    CSB/SJU Alumnus Daniel Kramer has recently been named the Director of the Fulbright U.S. Student Program at the Institute of International Education (IIE) in New York City. He is pictured here with his wife, Debra Prager.
     As Director Dan manages the operations of this program, including overseeing the annual competition and screening of applications by IIE-developed panels of academic specialists. Over 9,000 graduating seniors, graduate-level candidates, and young professionals (such as writers, creative and performing artists and journalists) apply to study, conduct research or serve as English Teaching Assistants abroad. Over 1,600 grants are awarded in over 140 countries world-wide.
    Dan graduated from Saint John's and Saint Ben's in 1989 and completed a PhD in Germanic Languages and Literatures at Harvard University before taking teaching posts at Holy Cross College and Washington and Lee University. He has been recipient of Fulbright and other research awards. “20 years ago I was awarded a Fulbright grant to Germany, and have been involved with the program ever since, serving on the Fellowships Committee as well as the board of the local Fulbright Association chapter. To direct this program two decades later is a real honor and privilege.” Since his Fulbright year abroad, Dan has also led many student groups to Germany, and regards it as his second home.
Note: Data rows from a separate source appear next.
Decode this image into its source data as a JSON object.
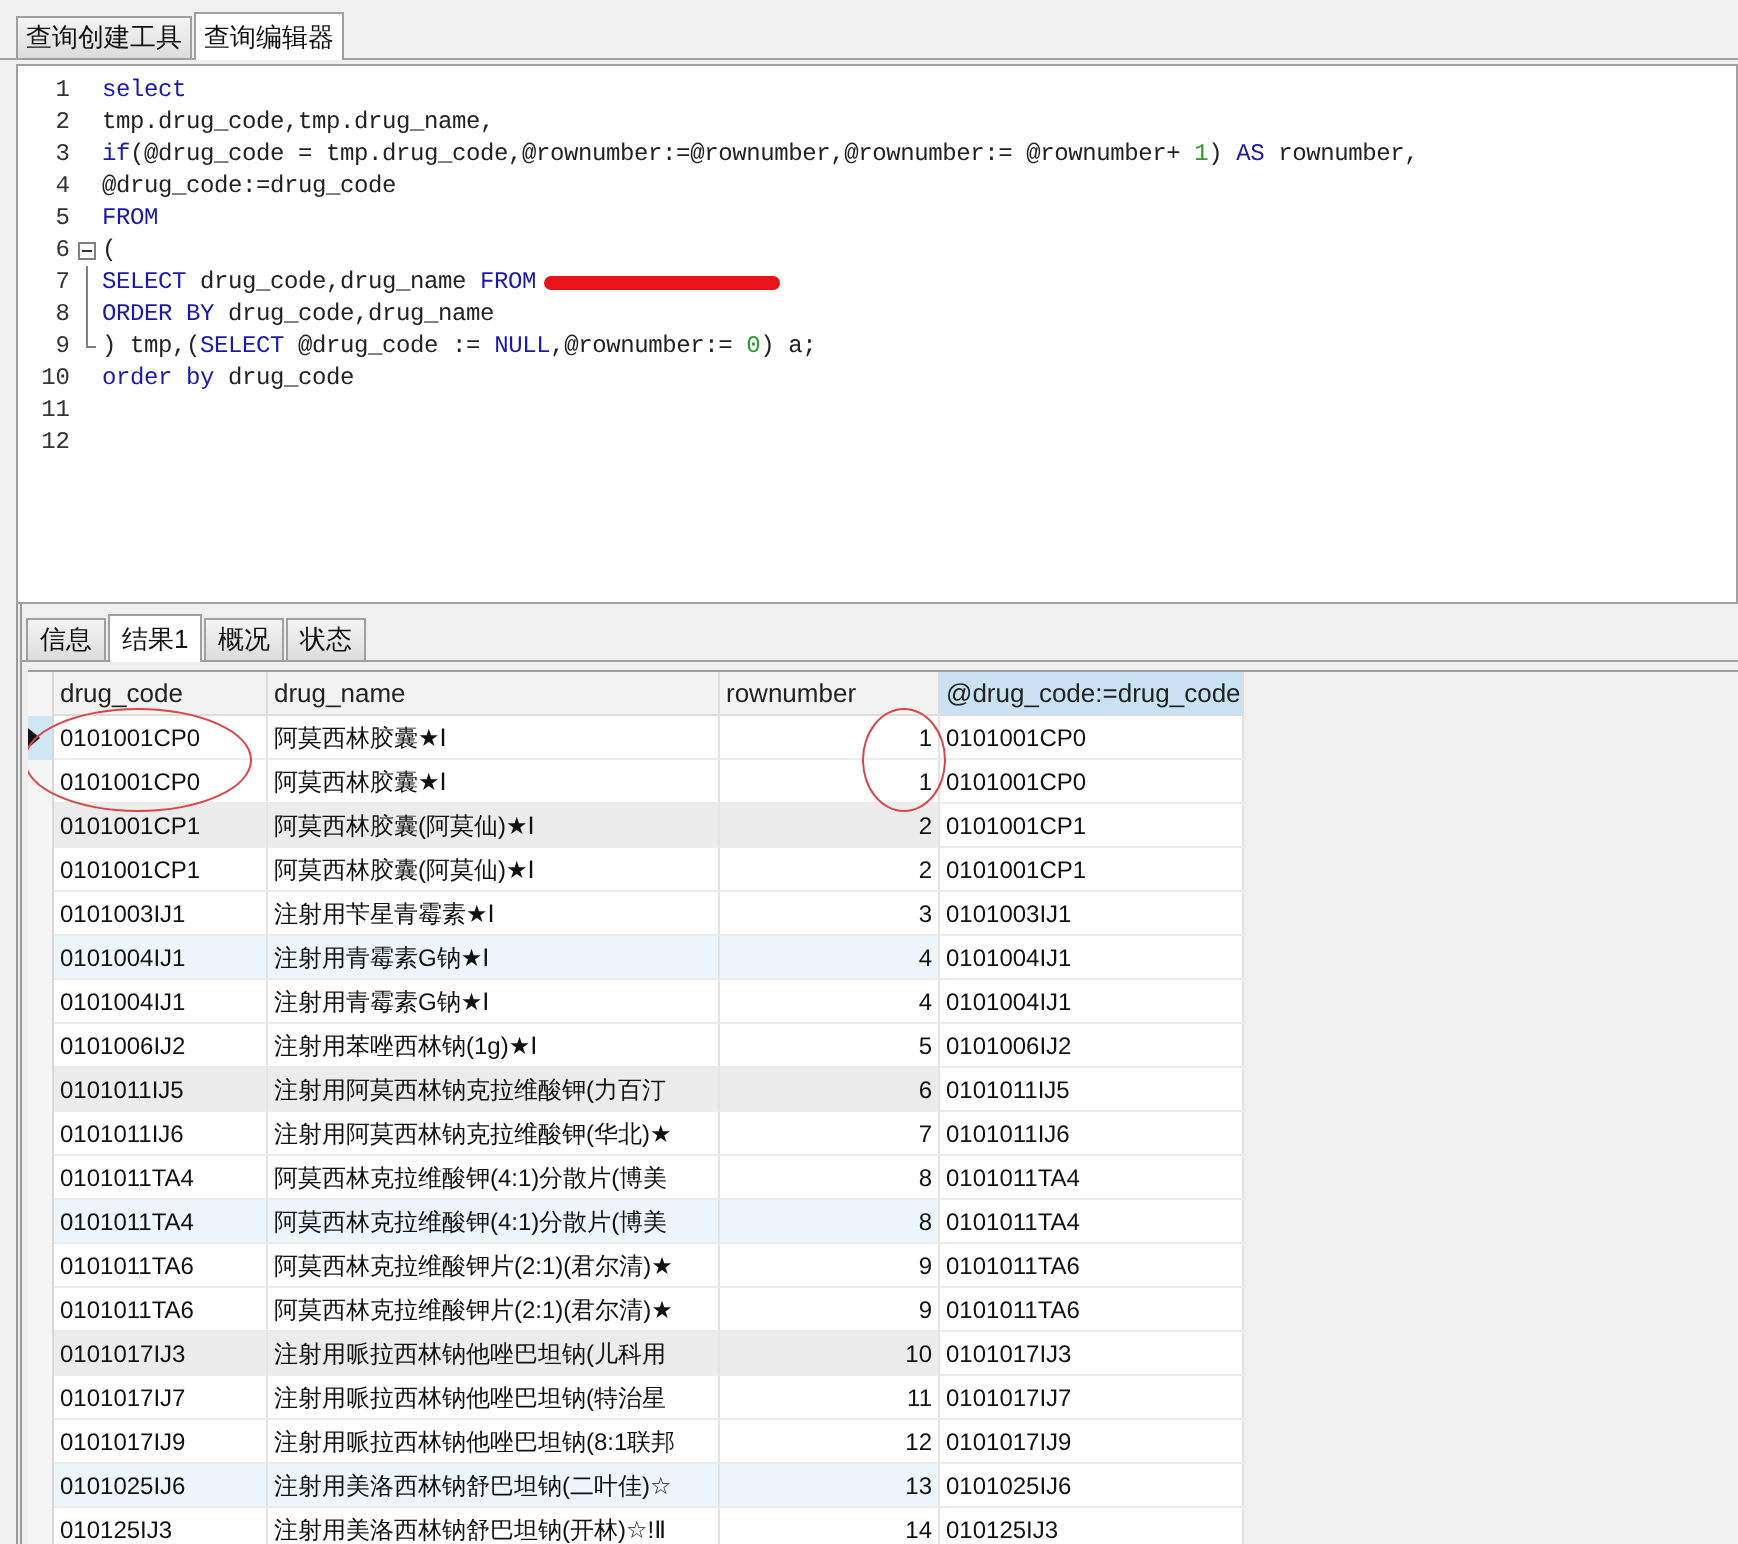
{
  "top_tabs": [
    {
      "label": "查询创建工具",
      "selected": false
    },
    {
      "label": "查询编辑器",
      "selected": true
    }
  ],
  "editor": {
    "lines": [
      {
        "number": "1",
        "tokens": [
          {
            "text": "select",
            "kind": "keyword"
          }
        ]
      },
      {
        "number": "2",
        "tokens": [
          {
            "text": "tmp.drug_code,tmp.drug_name,",
            "kind": "plain"
          }
        ]
      },
      {
        "number": "3",
        "tokens": [
          {
            "text": "if",
            "kind": "keyword"
          },
          {
            "text": "(@drug_code = tmp.drug_code,@rownumber:=@rownumber,@rownumber:= @rownumber+ ",
            "kind": "plain"
          },
          {
            "text": "1",
            "kind": "number"
          },
          {
            "text": ") ",
            "kind": "plain"
          },
          {
            "text": "AS",
            "kind": "keyword"
          },
          {
            "text": " rownumber,",
            "kind": "plain"
          }
        ]
      },
      {
        "number": "4",
        "tokens": [
          {
            "text": "@drug_code:=drug_code",
            "kind": "plain"
          }
        ]
      },
      {
        "number": "5",
        "tokens": [
          {
            "text": "FROM",
            "kind": "keyword"
          }
        ]
      },
      {
        "number": "6",
        "expanded": true,
        "tokens": [
          {
            "text": "(",
            "kind": "plain"
          }
        ]
      },
      {
        "number": "7",
        "redacted": true,
        "tokens": [
          {
            "text": "SELECT",
            "kind": "keyword"
          },
          {
            "text": " drug_code,drug_name ",
            "kind": "plain"
          },
          {
            "text": "FROM",
            "kind": "keyword"
          }
        ]
      },
      {
        "number": "8",
        "tokens": [
          {
            "text": "ORDER BY",
            "kind": "keyword"
          },
          {
            "text": " drug_code,drug_name",
            "kind": "plain"
          }
        ]
      },
      {
        "number": "9",
        "fold_end": true,
        "tokens": [
          {
            "text": ") tmp,(",
            "kind": "plain"
          },
          {
            "text": "SELECT",
            "kind": "keyword"
          },
          {
            "text": " @drug_code := ",
            "kind": "plain"
          },
          {
            "text": "NULL",
            "kind": "keyword"
          },
          {
            "text": ",@rownumber:= ",
            "kind": "plain"
          },
          {
            "text": "0",
            "kind": "number"
          },
          {
            "text": ") a;",
            "kind": "plain"
          }
        ]
      },
      {
        "number": "10",
        "tokens": [
          {
            "text": "order by",
            "kind": "keyword"
          },
          {
            "text": " drug_code",
            "kind": "plain"
          }
        ]
      },
      {
        "number": "11"
      },
      {
        "number": "12"
      }
    ]
  },
  "result_tabs": [
    {
      "label": "信息",
      "selected": false
    },
    {
      "label": "结果1",
      "selected": true
    },
    {
      "label": "概况",
      "selected": false
    },
    {
      "label": "状态",
      "selected": false
    }
  ],
  "table": {
    "columns": [
      {
        "label": "drug_code",
        "kind": "text",
        "selected": false,
        "circled": true
      },
      {
        "label": "drug_name",
        "kind": "text",
        "selected": false
      },
      {
        "label": "rownumber",
        "kind": "number",
        "selected": false,
        "circled": true
      },
      {
        "label": "@drug_code:=drug_code",
        "kind": "text",
        "selected": true
      }
    ],
    "rows": [
      {
        "current": true,
        "circled": true,
        "cells": [
          "0101001CP0",
          "阿莫西林胶囊★Ⅰ",
          "1",
          "0101001CP0"
        ]
      },
      {
        "current": false,
        "circled": true,
        "cells": [
          "0101001CP0",
          "阿莫西林胶囊★Ⅰ",
          "1",
          "0101001CP0"
        ]
      },
      {
        "current": false,
        "circled": false,
        "color": "#ececec",
        "cells": [
          "0101001CP1",
          "阿莫西林胶囊(阿莫仙)★Ⅰ",
          "2",
          "0101001CP1"
        ]
      },
      {
        "current": false,
        "circled": false,
        "cells": [
          "0101001CP1",
          "阿莫西林胶囊(阿莫仙)★Ⅰ",
          "2",
          "0101001CP1"
        ]
      },
      {
        "current": false,
        "circled": false,
        "cells": [
          "0101003IJ1",
          "注射用苄星青霉素★Ⅰ",
          "3",
          "0101003IJ1"
        ]
      },
      {
        "current": false,
        "circled": false,
        "color": "#eef6fd",
        "cells": [
          "0101004IJ1",
          "注射用青霉素G钠★Ⅰ",
          "4",
          "0101004IJ1"
        ]
      },
      {
        "current": false,
        "circled": false,
        "cells": [
          "0101004IJ1",
          "注射用青霉素G钠★Ⅰ",
          "4",
          "0101004IJ1"
        ]
      },
      {
        "current": false,
        "circled": false,
        "cells": [
          "0101006IJ2",
          "注射用苯唑西林钠(1g)★Ⅰ",
          "5",
          "0101006IJ2"
        ]
      },
      {
        "current": false,
        "circled": false,
        "color": "#ececec",
        "cells": [
          "0101011IJ5",
          "注射用阿莫西林钠克拉维酸钾(力百汀",
          "6",
          "0101011IJ5"
        ]
      },
      {
        "current": false,
        "circled": false,
        "cells": [
          "0101011IJ6",
          "注射用阿莫西林钠克拉维酸钾(华北)★",
          "7",
          "0101011IJ6"
        ]
      },
      {
        "current": false,
        "circled": false,
        "cells": [
          "0101011TA4",
          "阿莫西林克拉维酸钾(4:1)分散片(博美",
          "8",
          "0101011TA4"
        ]
      },
      {
        "current": false,
        "circled": false,
        "color": "#eef6fd",
        "cells": [
          "0101011TA4",
          "阿莫西林克拉维酸钾(4:1)分散片(博美",
          "8",
          "0101011TA4"
        ]
      },
      {
        "current": false,
        "circled": false,
        "cells": [
          "0101011TA6",
          "阿莫西林克拉维酸钾片(2:1)(君尔清)★",
          "9",
          "0101011TA6"
        ]
      },
      {
        "current": false,
        "circled": false,
        "cells": [
          "0101011TA6",
          "阿莫西林克拉维酸钾片(2:1)(君尔清)★",
          "9",
          "0101011TA6"
        ]
      },
      {
        "current": false,
        "circled": false,
        "color": "#ececec",
        "cells": [
          "0101017IJ3",
          "注射用哌拉西林钠他唑巴坦钠(儿科用",
          "10",
          "0101017IJ3"
        ]
      },
      {
        "current": false,
        "circled": false,
        "cells": [
          "0101017IJ7",
          "注射用哌拉西林钠他唑巴坦钠(特治星",
          "11",
          "0101017IJ7"
        ]
      },
      {
        "current": false,
        "circled": false,
        "cells": [
          "0101017IJ9",
          "注射用哌拉西林钠他唑巴坦钠(8:1联邦",
          "12",
          "0101017IJ9"
        ]
      },
      {
        "current": false,
        "circled": false,
        "color": "#eef6fd",
        "cells": [
          "0101025IJ6",
          "注射用美洛西林钠舒巴坦钠(二叶佳)☆",
          "13",
          "0101025IJ6"
        ]
      },
      {
        "current": false,
        "circled": false,
        "cells": [
          "010125IJ3",
          "注射用美洛西林钠舒巴坦钠(开林)☆!Ⅱ",
          "14",
          "010125IJ3"
        ]
      }
    ]
  }
}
Tuesday, December 9, 2014

Adventszeit: German Club Creates Gifts for Friends and Family


Last Sunday, the CSB/SJU German Club hosted the annual gingerbread house night in the McKeown Center. An estimated 20 people attended, and students were able to build their own gingerbread houses using homemade Lebkuchen (gingerbread). Paula Doebel, a local supplied the gingerbread and other necessary supplies, as she has in the past. Students engaged in a friendly atmosphere while building their houses and listening to Christmas music.  Everyone enjoyed being able to take a short study break to de-stress before diving into finals week. The event began at 7:15pm and most students stayed until around 8:30 when they had finished building their houses. After the event, students were able to take their completed houses home with them. The event was an overall success and we continuing this German tradition here at CSB/SJU.

Tuesday, October 28, 2014

Oktoberfest 2014 a Great Success

The German Club was proud to host our fifth annual Oktoberfest in Bro. Willie’s Pub on Saturday, Oct. 18th. As in past years, the event included music, dancing, good food and drink, and games with prizes. Campus DJs did a great job of DJing the event, playing a combination of popular German and Austrian songs, electronic music, and even a small amount of Polka to get people dancing. Food served included hot Brezen and Würstl. Beer was served upstairs, including Paulaner Weißbier, the world-famous wheat beer brewed in Munich. Games included Steinheben, a game where contestants attempt to hold a liter of water with an outstretched arm for as long as possible, a costume contest with prizes for the best dressed Mädel and Bursche, and a guessing game where contestants had to estimate the number of gummy bears in a liter Stein. We had an estimated 200 people attend, and it was all in all a great event!
     Congratulations, German Club Members, on organizing such a fine event.